Original research article
Porto Biomed. J. 2017;
13-17 doi: http://dx.doi.org/doi:10.1016/j.pbj.2016.11.005 (Published 27 December 2016)
Satisfaction with a therapeutic sleeve for arm lymphedema secondary to breast cancer treatment: Controlled crossover trial
a Breast Center, Centro Hospitalar São João, Porto, Portugal
b EPIUnit – Institute of Public Health, University of Porto, Porto, Portugal
c Fibrous Material Research Group, 2C2T, University of Minho, Braga, Portugal
d Department of Clinical Epidemiology, Predictive Medicine and Public Health, University of Porto Medical School, Porto, Portugal
e Clinical Research Unit, Hospital Epidemiology Center, Centro Hospitalar São João, Porto, Portugal
E-mail address: firstname.lastname@example.org (F. Osório)
Accepted 28 November 2016
Secondary arm lymphedema is a feared late iatrogenic side effect of breast cancer survivors with a negative impact on patient's self-image and quality of life. Its reported incidence is extremely variable, from 6% to 80%, as well as the effectiveness of the multimodal decongestive lymphedema therapy.
In their daily life breast cancer survivors with lymphedema have few alternatives but to use a compressive sleeve. Concerned with the well-known low compliance to the daily use of traditional sleeves, we conducted a comparative study in a subgroup of our patients with lymphedema secondary to breast cancer treatment for the subjective assessment of PRADEX®, an innovative class 1 compression sleeve.

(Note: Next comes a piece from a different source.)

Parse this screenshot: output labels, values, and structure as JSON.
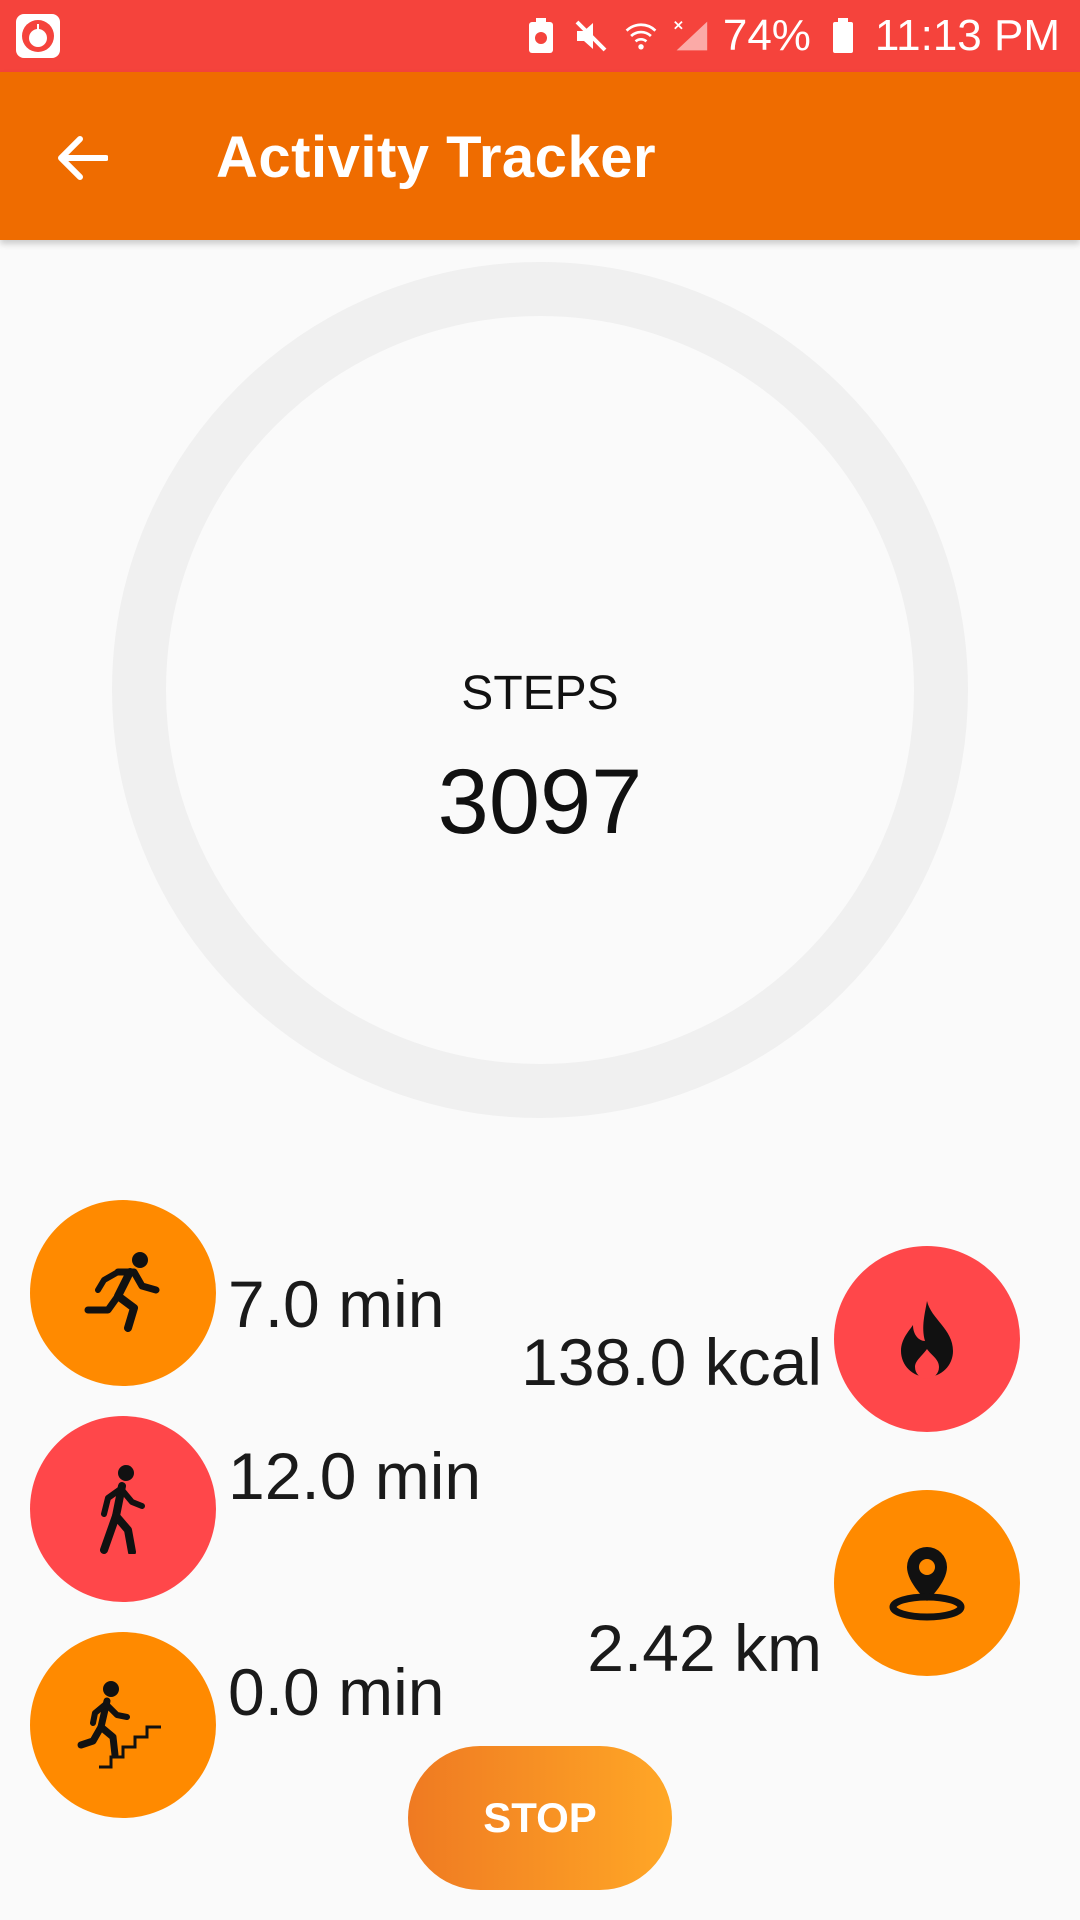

Secondarily, we aimed to assess the non-inferiority of PRADEX® regarding subjective and objective measures of the severity of lymphedema.
We studied 46 women with grade 1 secondary arm lymphedema, who used their usual sleeve and PRADEX® daily for 2 weeks each, in a crossover design.
The new therapeutic sleeve was classified as having a better design and a better usability and comfort (more comfortable, thinner, fresher, softer, more flexible, comfortable, resistant to dirt and easier to dress and to wear). Women's subjective opinion about the severity of lymphedema favored their usual sleeve in detriment of PRADEX®, but this subjective feeling was contradicted by objective measurements of different perimeters of the arm at the beginning and at the end of the study.
We concluded that the PRADEX® sleeve, not being worse in its compressive therapeutic efficacy, is much better with regard to patient comfort.
Porto Biomedical Journal - issue n.º 1